Learning about the culture of Hollywood, I’ve come to know that the lifestyle of those who were involved within the industry tied to Hollywood lived a lifestyle. One significant aspect of the culture in Hollywood was the nightlife within the city and the involvement of those in the entertainment industry. Labelled as a ‘city of sin’ Los Angeles became the symbol of a city that meets the needs of those who live a lifestyle of vice among major cities in America, closest competition to the city of Los Angeles being Las Vegas, Nevada. With many popular night clubs, casinos, and an enormous amount of privately hosted parties across the city it is no doubt Los Angeles has a wild side to it. Los Angeles is home to many world renowned sex symbols such as Marilyn Monroe, Farrah Fawcett, and the Playboy Mansion. Stated by Karley Sciortino, journalist for VICE Media, Los Angeles has been considered a city of sin since the 1800’s and became a city of sex trade starting in the 1950’s.

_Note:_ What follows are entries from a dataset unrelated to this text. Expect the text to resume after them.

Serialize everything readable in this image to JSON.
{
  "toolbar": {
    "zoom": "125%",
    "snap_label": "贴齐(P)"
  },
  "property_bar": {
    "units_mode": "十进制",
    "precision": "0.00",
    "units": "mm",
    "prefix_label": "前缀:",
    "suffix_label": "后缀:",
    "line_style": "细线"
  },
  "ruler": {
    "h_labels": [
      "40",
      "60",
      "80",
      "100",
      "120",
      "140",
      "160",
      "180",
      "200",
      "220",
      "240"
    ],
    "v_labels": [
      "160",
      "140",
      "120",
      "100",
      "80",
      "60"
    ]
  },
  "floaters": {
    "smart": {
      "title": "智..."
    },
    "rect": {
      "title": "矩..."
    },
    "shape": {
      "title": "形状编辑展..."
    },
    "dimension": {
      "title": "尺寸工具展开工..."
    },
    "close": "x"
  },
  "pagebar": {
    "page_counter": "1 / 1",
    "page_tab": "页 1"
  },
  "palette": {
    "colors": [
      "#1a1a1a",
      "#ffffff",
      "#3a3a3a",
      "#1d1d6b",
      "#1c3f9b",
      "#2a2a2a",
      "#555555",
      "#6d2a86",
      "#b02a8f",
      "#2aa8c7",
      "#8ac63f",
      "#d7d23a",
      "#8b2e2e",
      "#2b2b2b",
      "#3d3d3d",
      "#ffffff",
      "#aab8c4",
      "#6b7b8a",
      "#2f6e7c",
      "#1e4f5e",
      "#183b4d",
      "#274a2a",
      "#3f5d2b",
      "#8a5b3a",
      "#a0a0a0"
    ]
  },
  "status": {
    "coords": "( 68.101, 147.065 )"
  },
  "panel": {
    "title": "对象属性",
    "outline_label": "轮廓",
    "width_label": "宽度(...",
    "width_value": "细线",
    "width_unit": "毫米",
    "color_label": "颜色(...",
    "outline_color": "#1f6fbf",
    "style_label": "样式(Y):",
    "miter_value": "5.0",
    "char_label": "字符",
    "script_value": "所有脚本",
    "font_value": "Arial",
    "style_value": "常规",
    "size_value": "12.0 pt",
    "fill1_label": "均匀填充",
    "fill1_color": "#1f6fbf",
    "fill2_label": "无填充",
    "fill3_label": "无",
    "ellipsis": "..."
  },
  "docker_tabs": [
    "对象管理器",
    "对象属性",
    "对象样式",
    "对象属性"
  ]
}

Information provided by the AIDS Coordinator’s Office of Los Angeles gives insight as to the results of the nightlife of the ‘city of sin’. “Los Angeles has an estimated population of 3.9 million people in an area of approximately 470 square miles with a rich diversity of culture and racial/ethnic backgrounds. Since the epidemic began 31 years ago, about 31,000 individuals have been diagnosed with AIDS, 13,000 of them still are living. As of December 31, 2009, there are approximately 27,000 individuals living with HIV or AIDS in the City.” (ACOLA) In the chart provided by ACOLA we learn the statistics of the rate at which the racial/ethnic make up of those diagnosed with HIV/AIDS is in the years 1991, 2007, and 2010.  In 1991, roughly 20% of HIV/AIDS diagnoses were to Whites, roughly 26% of HIV/AIDS diagnoses were to African Americans, roughly 48% of HIV/AIDS diagnoses were to Latinos/Hispanics, and roughly 6% of HIV/AIDS diagnoses were to Asian/Pacific Islanders. Then we learn that there is a dramatic shift in the racial and ethnic make up of the rate diagnoses with Whites being 50% of HIV/AIDS diagnoses in 2010 as apposed to all other people of colour being the other 50% of HIV/AIDS diagnoses in 2010. This information was rattling to me as to why there was such a dramatic shift of who is the majority of the HIV/AIDS diagnoses. Unfortunately I was not able to find specific information as to why but hopefully the question can be answered.

 

Back to introduction